WHAT THE EXERCISE ASKS. How many lines in the records below contain the word "Certificazione"? Reply with that number only.

Start of WORKING DATA

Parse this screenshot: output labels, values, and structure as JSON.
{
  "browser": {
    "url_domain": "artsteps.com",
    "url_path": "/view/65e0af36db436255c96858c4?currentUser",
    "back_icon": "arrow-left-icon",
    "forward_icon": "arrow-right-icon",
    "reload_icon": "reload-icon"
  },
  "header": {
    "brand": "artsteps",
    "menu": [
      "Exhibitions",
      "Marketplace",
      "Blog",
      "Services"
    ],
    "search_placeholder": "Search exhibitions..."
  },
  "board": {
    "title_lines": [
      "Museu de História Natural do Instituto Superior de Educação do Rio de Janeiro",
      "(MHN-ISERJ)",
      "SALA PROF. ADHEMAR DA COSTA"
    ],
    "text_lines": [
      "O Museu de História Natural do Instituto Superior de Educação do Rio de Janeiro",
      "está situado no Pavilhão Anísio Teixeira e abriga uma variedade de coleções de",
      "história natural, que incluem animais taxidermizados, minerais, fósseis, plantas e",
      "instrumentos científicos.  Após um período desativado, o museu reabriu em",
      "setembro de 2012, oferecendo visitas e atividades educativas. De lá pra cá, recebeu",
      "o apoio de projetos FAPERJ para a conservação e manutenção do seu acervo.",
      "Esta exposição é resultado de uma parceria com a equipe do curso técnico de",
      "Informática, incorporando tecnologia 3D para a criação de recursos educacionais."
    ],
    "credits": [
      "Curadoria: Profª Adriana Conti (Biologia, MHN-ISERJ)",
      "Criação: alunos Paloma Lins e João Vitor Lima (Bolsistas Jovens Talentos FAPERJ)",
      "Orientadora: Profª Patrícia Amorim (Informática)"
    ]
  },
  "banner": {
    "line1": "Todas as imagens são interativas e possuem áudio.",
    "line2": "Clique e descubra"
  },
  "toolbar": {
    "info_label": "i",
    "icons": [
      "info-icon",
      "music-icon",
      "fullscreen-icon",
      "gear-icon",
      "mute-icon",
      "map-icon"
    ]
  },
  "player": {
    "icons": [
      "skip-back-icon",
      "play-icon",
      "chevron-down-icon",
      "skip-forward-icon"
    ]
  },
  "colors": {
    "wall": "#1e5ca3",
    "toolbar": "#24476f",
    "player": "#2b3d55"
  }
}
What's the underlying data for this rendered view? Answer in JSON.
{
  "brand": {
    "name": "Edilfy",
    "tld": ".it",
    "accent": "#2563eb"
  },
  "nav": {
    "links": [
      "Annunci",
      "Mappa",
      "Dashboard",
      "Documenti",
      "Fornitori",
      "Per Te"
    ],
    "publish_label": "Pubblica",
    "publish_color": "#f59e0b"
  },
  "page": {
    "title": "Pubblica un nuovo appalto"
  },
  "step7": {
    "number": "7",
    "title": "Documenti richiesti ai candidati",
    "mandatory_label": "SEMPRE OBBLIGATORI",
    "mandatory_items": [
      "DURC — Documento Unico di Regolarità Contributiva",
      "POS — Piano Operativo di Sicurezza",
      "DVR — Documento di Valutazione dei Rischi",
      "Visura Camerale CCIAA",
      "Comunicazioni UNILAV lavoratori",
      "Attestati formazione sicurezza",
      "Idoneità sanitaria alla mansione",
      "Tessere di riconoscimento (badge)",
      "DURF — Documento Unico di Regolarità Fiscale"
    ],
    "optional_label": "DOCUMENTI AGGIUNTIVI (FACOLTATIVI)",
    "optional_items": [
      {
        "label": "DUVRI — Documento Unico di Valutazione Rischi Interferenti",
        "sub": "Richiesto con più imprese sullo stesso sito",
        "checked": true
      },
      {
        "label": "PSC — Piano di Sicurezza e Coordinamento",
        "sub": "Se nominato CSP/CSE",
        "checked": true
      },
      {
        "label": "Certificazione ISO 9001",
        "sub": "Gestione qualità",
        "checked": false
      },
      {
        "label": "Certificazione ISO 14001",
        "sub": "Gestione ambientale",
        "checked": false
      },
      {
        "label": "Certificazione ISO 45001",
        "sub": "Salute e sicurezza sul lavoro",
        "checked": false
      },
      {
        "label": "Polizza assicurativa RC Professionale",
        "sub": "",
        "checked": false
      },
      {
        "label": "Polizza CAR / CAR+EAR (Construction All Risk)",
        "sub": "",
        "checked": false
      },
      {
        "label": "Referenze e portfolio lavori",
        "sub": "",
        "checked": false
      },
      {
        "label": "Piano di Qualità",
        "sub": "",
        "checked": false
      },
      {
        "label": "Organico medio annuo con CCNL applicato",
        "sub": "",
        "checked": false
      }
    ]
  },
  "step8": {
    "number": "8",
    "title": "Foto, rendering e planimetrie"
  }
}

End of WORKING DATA

RESPONSE AREA. 3